═══ Dataset entries

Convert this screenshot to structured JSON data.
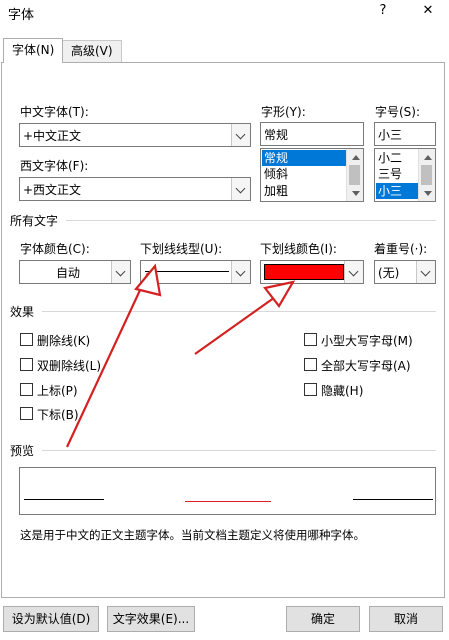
{
  "window": {
    "title": "字体",
    "help_glyph": "?",
    "close_glyph": "✕"
  },
  "tabs": [
    {
      "label": "字体(N)",
      "active": true
    },
    {
      "label": "高级(V)",
      "active": false
    }
  ],
  "font": {
    "chinese_label": "中文字体(T):",
    "chinese_value": "+中文正文",
    "western_label": "西文字体(F):",
    "western_value": "+西文正文",
    "style_label": "字形(Y):",
    "style_value": "常规",
    "style_options": [
      "常规",
      "倾斜",
      "加粗"
    ],
    "style_selected": "常规",
    "size_label": "字号(S):",
    "size_value": "小三",
    "size_options": [
      "小二",
      "三号",
      "小三"
    ],
    "size_selected": "小三"
  },
  "all_text": {
    "section_title": "所有文字",
    "font_color_label": "字体颜色(C):",
    "font_color_value": "自动",
    "underline_style_label": "下划线线型(U):",
    "underline_color_label": "下划线颜色(I):",
    "underline_color_hex": "#ff0000",
    "emphasis_label": "着重号(·):",
    "emphasis_value": "(无)"
  },
  "effects": {
    "section_title": "效果",
    "left": [
      {
        "label": "删除线(K)",
        "checked": false
      },
      {
        "label": "双删除线(L)",
        "checked": false
      },
      {
        "label": "上标(P)",
        "checked": false
      },
      {
        "label": "下标(B)",
        "checked": false
      }
    ],
    "right": [
      {
        "label": "小型大写字母(M)",
        "checked": false
      },
      {
        "label": "全部大写字母(A)",
        "checked": false
      },
      {
        "label": "隐藏(H)",
        "checked": false
      }
    ]
  },
  "preview": {
    "section_title": "预览",
    "note": "这是用于中文的正文主题字体。当前文档主题定义将使用哪种字体。",
    "underline_color": "#e02020"
  },
  "buttons": {
    "set_default": "设为默认值(D)",
    "text_effects": "文字效果(E)...",
    "ok": "确定",
    "cancel": "取消"
  },
  "colors": {
    "annotation_arrow": "#d42020",
    "selection": "#0078d7"
  }
}
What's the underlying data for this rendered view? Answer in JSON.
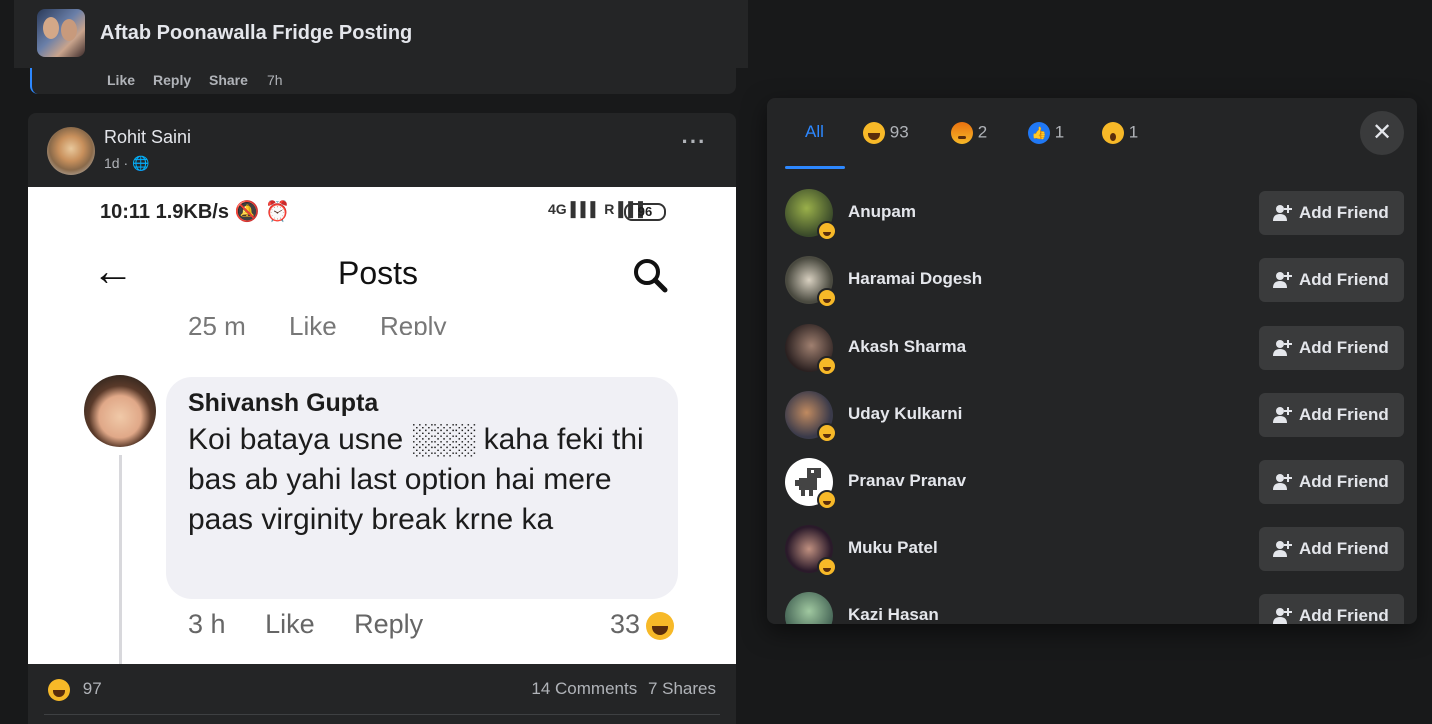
{
  "top_comment": {
    "title": "Aftab Poonawalla Fridge Posting",
    "actions": {
      "like": "Like",
      "reply": "Reply",
      "share": "Share",
      "time": "7h"
    }
  },
  "post": {
    "author": "Rohit Saini",
    "meta": "1d · 🌐",
    "more": "···",
    "screenshot": {
      "status_time": "10:11  1.9KB/s 🔕 ⏰",
      "status_icons": "4G ▌▌▌  R ▌▌▌",
      "battery": "96",
      "back": "←",
      "title": "Posts",
      "cut_time": "25 m",
      "cut_like": "Like",
      "cut_reply": "Reply",
      "comment": {
        "name": "Shivansh Gupta",
        "text": "Koi bataya usne ░░░ kaha feki thi bas ab yahi last option hai mere paas virginity break krne ka",
        "time": "3 h",
        "like": "Like",
        "reply": "Reply",
        "reactions": "33"
      }
    },
    "footer": {
      "reactions": "97",
      "comments": "14 Comments",
      "shares": "7 Shares"
    }
  },
  "reactions_dialog": {
    "tabs": [
      {
        "label": "All"
      },
      {
        "label": "93",
        "icon": "haha-icon"
      },
      {
        "label": "2",
        "icon": "angry-icon"
      },
      {
        "label": "1",
        "icon": "like-icon"
      },
      {
        "label": "1",
        "icon": "wow-icon"
      }
    ],
    "close": "✕",
    "add_friend_label": "Add Friend",
    "people": [
      {
        "name": "Anupam"
      },
      {
        "name": "Haramai Dogesh"
      },
      {
        "name": "Akash Sharma"
      },
      {
        "name": "Uday Kulkarni"
      },
      {
        "name": "Pranav Pranav"
      },
      {
        "name": "Muku Patel"
      },
      {
        "name": "Kazi Hasan"
      }
    ]
  },
  "colors": {
    "accent": "#2d88ff",
    "card": "#242526",
    "background": "#18191a",
    "haha": "#f7b928"
  }
}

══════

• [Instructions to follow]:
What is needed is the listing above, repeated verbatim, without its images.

• [Answer to the problem]:
Convert this screenshot to structured JSON data.
{
  "window": {
    "title": "字体",
    "help_glyph": "?",
    "close_glyph": "✕"
  },
  "tabs": [
    {
      "label": "字体(N)",
      "active": true
    },
    {
      "label": "高级(V)",
      "active": false
    }
  ],
  "font": {
    "chinese_label": "中文字体(T):",
    "chinese_value": "+中文正文",
    "western_label": "西文字体(F):",
    "western_value": "+西文正文",
    "style_label": "字形(Y):",
    "style_value": "常规",
    "style_options": [
      "常规",
      "倾斜",
      "加粗"
    ],
    "style_selected": "常规",
    "size_label": "字号(S):",
    "size_value": "小三",
    "size_options": [
      "小二",
      "三号",
      "小三"
    ],
    "size_selected": "小三"
  },
  "all_text": {
    "section_title": "所有文字",
    "font_color_label": "字体颜色(C):",
    "font_color_value": "自动",
    "underline_style_label": "下划线线型(U):",
    "underline_color_label": "下划线颜色(I):",
    "underline_color_hex": "#ff0000",
    "emphasis_label": "着重号(·):",
    "emphasis_value": "(无)"
  },
  "effects": {
    "section_title": "效果",
    "left": [
      {
        "label": "删除线(K)",
        "checked": false
      },
      {
        "label": "双删除线(L)",
        "checked": false
      },
      {
        "label": "上标(P)",
        "checked": false
      },
      {
        "label": "下标(B)",
        "checked": false
      }
    ],
    "right": [
      {
        "label": "小型大写字母(M)",
        "checked": false
      },
      {
        "label": "全部大写字母(A)",
        "checked": false
      },
      {
        "label": "隐藏(H)",
        "checked": false
      }
    ]
  },
  "preview": {
    "section_title": "预览",
    "note": "这是用于中文的正文主题字体。当前文档主题定义将使用哪种字体。",
    "underline_color": "#e02020"
  },
  "buttons": {
    "set_default": "设为默认值(D)",
    "text_effects": "文字效果(E)...",
    "ok": "确定",
    "cancel": "取消"
  },
  "colors": {
    "annotation_arrow": "#d42020",
    "selection": "#0078d7"
  }
}
What's the underlying data for this rendered view? Answer in JSON.
{
  "top_comment": {
    "title": "Aftab Poonawalla Fridge Posting",
    "actions": {
      "like": "Like",
      "reply": "Reply",
      "share": "Share",
      "time": "7h"
    }
  },
  "post": {
    "author": "Rohit Saini",
    "meta": "1d · 🌐",
    "more": "···",
    "screenshot": {
      "status_time": "10:11  1.9KB/s 🔕 ⏰",
      "status_icons": "4G ▌▌▌  R ▌▌▌",
      "battery": "96",
      "back": "←",
      "title": "Posts",
      "cut_time": "25 m",
      "cut_like": "Like",
      "cut_reply": "Reply",
      "comment": {
        "name": "Shivansh Gupta",
        "text": "Koi bataya usne ░░░ kaha feki thi bas ab yahi last option hai mere paas virginity break krne ka",
        "time": "3 h",
        "like": "Like",
        "reply": "Reply",
        "reactions": "33"
      }
    },
    "footer": {
      "reactions": "97",
      "comments": "14 Comments",
      "shares": "7 Shares"
    }
  },
  "reactions_dialog": {
    "tabs": [
      {
        "label": "All"
      },
      {
        "label": "93",
        "icon": "haha-icon"
      },
      {
        "label": "2",
        "icon": "angry-icon"
      },
      {
        "label": "1",
        "icon": "like-icon"
      },
      {
        "label": "1",
        "icon": "wow-icon"
      }
    ],
    "close": "✕",
    "add_friend_label": "Add Friend",
    "people": [
      {
        "name": "Anupam"
      },
      {
        "name": "Haramai Dogesh"
      },
      {
        "name": "Akash Sharma"
      },
      {
        "name": "Uday Kulkarni"
      },
      {
        "name": "Pranav Pranav"
      },
      {
        "name": "Muku Patel"
      },
      {
        "name": "Kazi Hasan"
      }
    ]
  },
  "colors": {
    "accent": "#2d88ff",
    "card": "#242526",
    "background": "#18191a",
    "haha": "#f7b928"
  }
}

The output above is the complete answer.